#### [Problem to solve]
Under this task are some entries; return every one of them exactly.

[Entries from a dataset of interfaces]
__________
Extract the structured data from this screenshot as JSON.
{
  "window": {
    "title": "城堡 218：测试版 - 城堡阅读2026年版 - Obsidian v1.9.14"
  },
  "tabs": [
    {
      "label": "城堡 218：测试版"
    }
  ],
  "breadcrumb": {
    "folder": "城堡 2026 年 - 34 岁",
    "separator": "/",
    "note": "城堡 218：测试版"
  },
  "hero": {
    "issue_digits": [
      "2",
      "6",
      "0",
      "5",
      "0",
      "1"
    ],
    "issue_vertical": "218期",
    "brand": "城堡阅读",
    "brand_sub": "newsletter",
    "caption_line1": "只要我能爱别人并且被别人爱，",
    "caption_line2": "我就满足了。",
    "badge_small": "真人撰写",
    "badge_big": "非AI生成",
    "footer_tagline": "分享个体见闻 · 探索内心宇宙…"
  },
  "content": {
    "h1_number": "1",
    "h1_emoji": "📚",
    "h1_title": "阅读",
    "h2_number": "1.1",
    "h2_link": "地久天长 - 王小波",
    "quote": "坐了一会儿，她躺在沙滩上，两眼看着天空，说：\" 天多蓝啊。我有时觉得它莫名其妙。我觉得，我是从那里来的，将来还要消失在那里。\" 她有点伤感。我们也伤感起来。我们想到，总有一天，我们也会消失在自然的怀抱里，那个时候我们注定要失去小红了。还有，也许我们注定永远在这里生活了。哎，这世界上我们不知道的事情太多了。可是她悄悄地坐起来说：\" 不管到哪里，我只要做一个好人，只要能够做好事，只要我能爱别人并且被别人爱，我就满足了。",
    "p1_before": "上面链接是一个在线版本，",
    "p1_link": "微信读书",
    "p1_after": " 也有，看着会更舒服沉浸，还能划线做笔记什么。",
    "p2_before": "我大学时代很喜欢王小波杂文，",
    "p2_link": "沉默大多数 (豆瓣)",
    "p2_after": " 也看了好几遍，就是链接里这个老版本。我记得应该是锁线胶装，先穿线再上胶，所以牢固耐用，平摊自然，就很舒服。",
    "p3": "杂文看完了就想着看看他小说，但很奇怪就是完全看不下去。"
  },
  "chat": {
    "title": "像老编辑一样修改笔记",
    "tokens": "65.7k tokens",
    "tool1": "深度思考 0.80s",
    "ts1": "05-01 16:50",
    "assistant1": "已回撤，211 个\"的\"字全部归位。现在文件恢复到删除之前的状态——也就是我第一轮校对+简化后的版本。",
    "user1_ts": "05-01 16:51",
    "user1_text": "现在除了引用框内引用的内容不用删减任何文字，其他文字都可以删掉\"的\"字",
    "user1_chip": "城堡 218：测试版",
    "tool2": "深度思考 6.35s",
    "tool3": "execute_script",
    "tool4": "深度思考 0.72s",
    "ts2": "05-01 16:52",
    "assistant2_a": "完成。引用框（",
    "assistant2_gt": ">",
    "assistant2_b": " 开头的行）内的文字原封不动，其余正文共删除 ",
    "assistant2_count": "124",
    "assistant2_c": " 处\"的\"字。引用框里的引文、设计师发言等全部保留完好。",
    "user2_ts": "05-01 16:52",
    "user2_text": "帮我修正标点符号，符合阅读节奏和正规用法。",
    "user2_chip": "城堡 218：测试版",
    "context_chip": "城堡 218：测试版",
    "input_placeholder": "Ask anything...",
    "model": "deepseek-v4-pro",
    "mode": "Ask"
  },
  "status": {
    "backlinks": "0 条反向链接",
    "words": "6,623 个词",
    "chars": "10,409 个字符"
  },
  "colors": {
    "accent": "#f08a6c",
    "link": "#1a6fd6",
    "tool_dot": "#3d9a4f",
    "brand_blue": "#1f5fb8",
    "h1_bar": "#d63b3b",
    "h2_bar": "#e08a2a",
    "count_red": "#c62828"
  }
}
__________
#### [Exercise response]
Extract the structured data from this screenshot as JSON.
{
  "window": {
    "title": "城堡 218：测试版 - 城堡阅读2026年版 - Obsidian v1.9.14"
  },
  "tabs": [
    {
      "label": "城堡 218：测试版"
    }
  ],
  "breadcrumb": {
    "folder": "城堡 2026 年 - 34 岁",
    "separator": "/",
    "note": "城堡 218：测试版"
  },
  "hero": {
    "issue_digits": [
      "2",
      "6",
      "0",
      "5",
      "0",
      "1"
    ],
    "issue_vertical": "218期",
    "brand": "城堡阅读",
    "brand_sub": "newsletter",
    "caption_line1": "只要我能爱别人并且被别人爱，",
    "caption_line2": "我就满足了。",
    "badge_small": "真人撰写",
    "badge_big": "非AI生成",
    "footer_tagline": "分享个体见闻 · 探索内心宇宙…"
  },
  "content": {
    "h1_number": "1",
    "h1_emoji": "📚",
    "h1_title": "阅读",
    "h2_number": "1.1",
    "h2_link": "地久天长 - 王小波",
    "quote": "坐了一会儿，她躺在沙滩上，两眼看着天空，说：\" 天多蓝啊。我有时觉得它莫名其妙。我觉得，我是从那里来的，将来还要消失在那里。\" 她有点伤感。我们也伤感起来。我们想到，总有一天，我们也会消失在自然的怀抱里，那个时候我们注定要失去小红了。还有，也许我们注定永远在这里生活了。哎，这世界上我们不知道的事情太多了。可是她悄悄地坐起来说：\" 不管到哪里，我只要做一个好人，只要能够做好事，只要我能爱别人并且被别人爱，我就满足了。",
    "p1_before": "上面链接是一个在线版本，",
    "p1_link": "微信读书",
    "p1_after": " 也有，看着会更舒服沉浸，还能划线做笔记什么。",
    "p2_before": "我大学时代很喜欢王小波杂文，",
    "p2_link": "沉默大多数 (豆瓣)",
    "p2_after": " 也看了好几遍，就是链接里这个老版本。我记得应该是锁线胶装，先穿线再上胶，所以牢固耐用，平摊自然，就很舒服。",
    "p3": "杂文看完了就想着看看他小说，但很奇怪就是完全看不下去。"
  },
  "chat": {
    "title": "像老编辑一样修改笔记",
    "tokens": "65.7k tokens",
    "tool1": "深度思考 0.80s",
    "ts1": "05-01 16:50",
    "assistant1": "已回撤，211 个\"的\"字全部归位。现在文件恢复到删除之前的状态——也就是我第一轮校对+简化后的版本。",
    "user1_ts": "05-01 16:51",
    "user1_text": "现在除了引用框内引用的内容不用删减任何文字，其他文字都可以删掉\"的\"字",
    "user1_chip": "城堡 218：测试版",
    "tool2": "深度思考 6.35s",
    "tool3": "execute_script",
    "tool4": "深度思考 0.72s",
    "ts2": "05-01 16:52",
    "assistant2_a": "完成。引用框（",
    "assistant2_gt": ">",
    "assistant2_b": " 开头的行）内的文字原封不动，其余正文共删除 ",
    "assistant2_count": "124",
    "assistant2_c": " 处\"的\"字。引用框里的引文、设计师发言等全部保留完好。",
    "user2_ts": "05-01 16:52",
    "user2_text": "帮我修正标点符号，符合阅读节奏和正规用法。",
    "user2_chip": "城堡 218：测试版",
    "context_chip": "城堡 218：测试版",
    "input_placeholder": "Ask anything...",
    "model": "deepseek-v4-pro",
    "mode": "Ask"
  },
  "status": {
    "backlinks": "0 条反向链接",
    "words": "6,623 个词",
    "chars": "10,409 个字符"
  },
  "colors": {
    "accent": "#f08a6c",
    "link": "#1a6fd6",
    "tool_dot": "#3d9a4f",
    "brand_blue": "#1f5fb8",
    "h1_bar": "#d63b3b",
    "h2_bar": "#e08a2a",
    "count_red": "#c62828"
  }
}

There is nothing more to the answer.